Website and app data records:
+ + +

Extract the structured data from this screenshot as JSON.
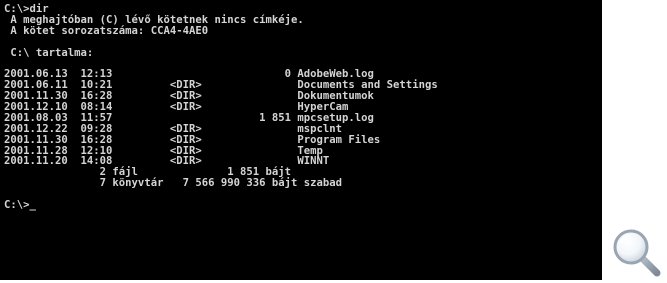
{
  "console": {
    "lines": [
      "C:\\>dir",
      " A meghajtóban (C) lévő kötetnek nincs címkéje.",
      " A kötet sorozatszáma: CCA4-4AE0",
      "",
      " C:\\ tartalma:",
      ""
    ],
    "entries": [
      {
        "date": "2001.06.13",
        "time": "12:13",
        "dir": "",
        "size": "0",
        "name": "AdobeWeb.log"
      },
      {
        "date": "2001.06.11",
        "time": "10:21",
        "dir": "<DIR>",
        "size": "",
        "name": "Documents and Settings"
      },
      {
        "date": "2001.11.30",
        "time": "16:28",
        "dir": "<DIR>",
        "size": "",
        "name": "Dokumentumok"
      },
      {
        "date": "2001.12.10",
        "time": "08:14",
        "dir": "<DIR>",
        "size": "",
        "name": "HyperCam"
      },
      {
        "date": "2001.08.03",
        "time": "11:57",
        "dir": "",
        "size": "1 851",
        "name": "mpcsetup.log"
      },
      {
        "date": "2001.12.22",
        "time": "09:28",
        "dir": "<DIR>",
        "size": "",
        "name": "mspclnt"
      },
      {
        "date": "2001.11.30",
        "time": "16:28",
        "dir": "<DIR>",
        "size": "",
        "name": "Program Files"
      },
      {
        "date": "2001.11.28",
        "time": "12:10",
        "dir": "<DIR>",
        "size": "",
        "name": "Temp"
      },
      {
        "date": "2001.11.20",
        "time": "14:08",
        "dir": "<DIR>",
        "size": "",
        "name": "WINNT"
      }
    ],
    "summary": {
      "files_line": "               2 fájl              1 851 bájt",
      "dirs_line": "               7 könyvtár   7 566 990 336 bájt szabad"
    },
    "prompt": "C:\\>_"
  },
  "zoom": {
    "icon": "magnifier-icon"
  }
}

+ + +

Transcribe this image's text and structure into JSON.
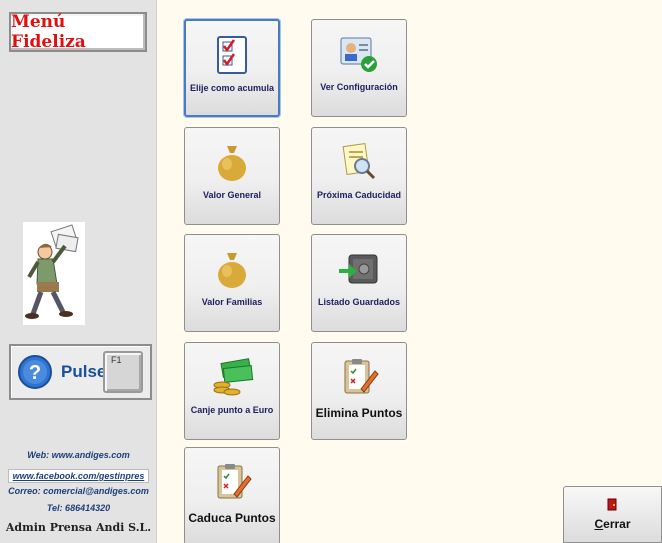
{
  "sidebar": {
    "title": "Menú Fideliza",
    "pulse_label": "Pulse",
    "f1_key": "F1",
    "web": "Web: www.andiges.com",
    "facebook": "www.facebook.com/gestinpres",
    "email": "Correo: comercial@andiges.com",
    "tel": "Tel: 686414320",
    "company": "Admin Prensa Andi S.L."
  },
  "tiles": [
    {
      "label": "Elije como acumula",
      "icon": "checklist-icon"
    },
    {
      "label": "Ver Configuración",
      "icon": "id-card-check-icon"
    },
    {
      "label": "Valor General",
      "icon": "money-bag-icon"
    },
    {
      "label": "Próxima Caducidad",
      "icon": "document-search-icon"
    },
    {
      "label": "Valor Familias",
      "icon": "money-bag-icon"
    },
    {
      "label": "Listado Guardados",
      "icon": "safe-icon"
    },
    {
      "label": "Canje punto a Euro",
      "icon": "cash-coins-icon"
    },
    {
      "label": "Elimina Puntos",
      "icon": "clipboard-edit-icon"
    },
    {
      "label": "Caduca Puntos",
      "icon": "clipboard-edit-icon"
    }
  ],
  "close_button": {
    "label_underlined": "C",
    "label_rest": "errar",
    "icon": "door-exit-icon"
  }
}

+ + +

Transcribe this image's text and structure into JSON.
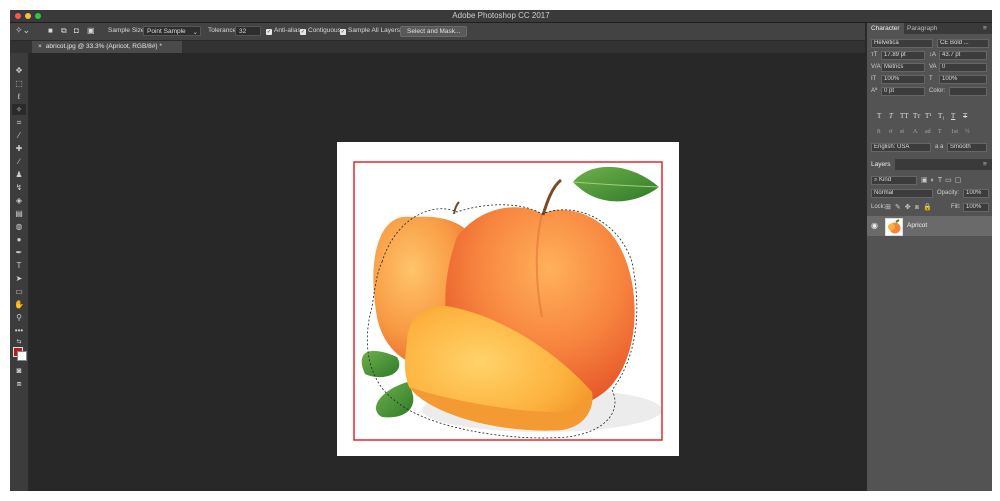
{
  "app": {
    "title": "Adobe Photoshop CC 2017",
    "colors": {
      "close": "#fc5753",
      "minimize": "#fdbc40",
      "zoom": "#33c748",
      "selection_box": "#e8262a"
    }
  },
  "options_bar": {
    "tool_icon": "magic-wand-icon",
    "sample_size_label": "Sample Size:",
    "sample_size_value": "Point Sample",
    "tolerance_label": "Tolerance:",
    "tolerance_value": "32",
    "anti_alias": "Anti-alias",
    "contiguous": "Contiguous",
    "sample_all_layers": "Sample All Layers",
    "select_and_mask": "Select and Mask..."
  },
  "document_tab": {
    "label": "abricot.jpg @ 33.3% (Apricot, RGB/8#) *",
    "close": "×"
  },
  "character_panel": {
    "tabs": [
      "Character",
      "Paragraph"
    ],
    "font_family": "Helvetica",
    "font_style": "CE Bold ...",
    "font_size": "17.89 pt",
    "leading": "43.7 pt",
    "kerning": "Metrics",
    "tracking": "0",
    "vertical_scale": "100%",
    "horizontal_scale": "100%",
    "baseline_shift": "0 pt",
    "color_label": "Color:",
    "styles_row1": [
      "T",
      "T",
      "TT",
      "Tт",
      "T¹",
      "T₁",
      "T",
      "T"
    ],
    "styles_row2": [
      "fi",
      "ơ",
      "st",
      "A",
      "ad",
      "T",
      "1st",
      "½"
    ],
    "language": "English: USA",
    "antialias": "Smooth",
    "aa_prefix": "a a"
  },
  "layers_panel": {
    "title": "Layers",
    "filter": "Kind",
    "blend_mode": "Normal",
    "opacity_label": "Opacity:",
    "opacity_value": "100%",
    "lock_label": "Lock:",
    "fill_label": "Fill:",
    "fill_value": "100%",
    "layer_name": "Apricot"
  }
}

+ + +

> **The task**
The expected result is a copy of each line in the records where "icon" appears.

> **Task answer**
    "icon": "magnifier-icon"
      "icon": "checklist-icon"
      "icon": "id-card-check-icon"
      "icon": "money-bag-icon"
      "icon": "document-search-icon"
      "icon": "money-bag-icon"
      "icon": "safe-icon"
      "icon": "cash-coins-icon"
      "icon": "clipboard-edit-icon"
      "icon": "clipboard-edit-icon"
    "icon": "door-exit-icon"
    "tool_icon": "magic-wand-icon",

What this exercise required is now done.